**The records**
------------------------------------------------

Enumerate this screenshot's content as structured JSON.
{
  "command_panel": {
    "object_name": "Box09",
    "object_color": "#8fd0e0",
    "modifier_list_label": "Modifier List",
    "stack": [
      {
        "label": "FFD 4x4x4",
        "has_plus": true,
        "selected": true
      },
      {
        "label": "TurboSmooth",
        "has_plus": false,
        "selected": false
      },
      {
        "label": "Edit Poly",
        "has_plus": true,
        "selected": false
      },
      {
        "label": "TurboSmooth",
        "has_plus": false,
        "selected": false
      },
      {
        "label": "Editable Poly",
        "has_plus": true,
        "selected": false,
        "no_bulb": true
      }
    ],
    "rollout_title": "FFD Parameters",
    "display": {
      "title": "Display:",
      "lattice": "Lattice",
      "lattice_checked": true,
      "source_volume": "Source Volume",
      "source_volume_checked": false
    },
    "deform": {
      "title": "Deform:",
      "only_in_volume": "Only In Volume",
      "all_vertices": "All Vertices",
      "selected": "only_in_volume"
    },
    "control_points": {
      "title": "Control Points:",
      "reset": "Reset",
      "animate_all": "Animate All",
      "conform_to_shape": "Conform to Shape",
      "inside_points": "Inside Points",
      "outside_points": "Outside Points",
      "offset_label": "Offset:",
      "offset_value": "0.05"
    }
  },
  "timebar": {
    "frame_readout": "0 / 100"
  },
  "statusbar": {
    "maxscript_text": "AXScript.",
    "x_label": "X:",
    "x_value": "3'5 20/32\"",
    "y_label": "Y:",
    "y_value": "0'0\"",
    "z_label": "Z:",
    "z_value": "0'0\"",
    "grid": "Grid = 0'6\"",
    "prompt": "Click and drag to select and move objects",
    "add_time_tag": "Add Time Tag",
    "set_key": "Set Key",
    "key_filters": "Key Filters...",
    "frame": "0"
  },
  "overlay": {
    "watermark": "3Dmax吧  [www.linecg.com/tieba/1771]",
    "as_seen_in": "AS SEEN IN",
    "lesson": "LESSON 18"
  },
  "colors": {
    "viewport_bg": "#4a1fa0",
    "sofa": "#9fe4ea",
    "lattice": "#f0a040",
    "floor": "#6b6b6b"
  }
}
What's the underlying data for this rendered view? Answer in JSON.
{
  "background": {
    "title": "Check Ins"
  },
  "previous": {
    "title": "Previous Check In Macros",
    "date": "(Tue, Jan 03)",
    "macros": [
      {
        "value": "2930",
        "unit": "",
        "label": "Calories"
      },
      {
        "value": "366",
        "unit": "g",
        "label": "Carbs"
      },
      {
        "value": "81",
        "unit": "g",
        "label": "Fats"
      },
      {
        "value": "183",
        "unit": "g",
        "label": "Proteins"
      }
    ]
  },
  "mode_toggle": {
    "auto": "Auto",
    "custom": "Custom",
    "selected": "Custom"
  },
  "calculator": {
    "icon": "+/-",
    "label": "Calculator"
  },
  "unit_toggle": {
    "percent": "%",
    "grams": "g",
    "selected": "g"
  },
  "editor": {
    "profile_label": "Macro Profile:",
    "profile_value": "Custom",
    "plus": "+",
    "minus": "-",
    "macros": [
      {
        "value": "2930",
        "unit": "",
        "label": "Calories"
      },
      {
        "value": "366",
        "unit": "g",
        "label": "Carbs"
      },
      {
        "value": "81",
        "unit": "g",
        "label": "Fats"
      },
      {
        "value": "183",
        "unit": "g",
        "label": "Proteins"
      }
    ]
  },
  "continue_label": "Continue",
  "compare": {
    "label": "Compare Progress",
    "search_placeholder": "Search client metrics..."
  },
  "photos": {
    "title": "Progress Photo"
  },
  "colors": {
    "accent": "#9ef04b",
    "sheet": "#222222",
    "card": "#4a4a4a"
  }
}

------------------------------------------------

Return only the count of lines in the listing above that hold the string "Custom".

**Solved problem**
3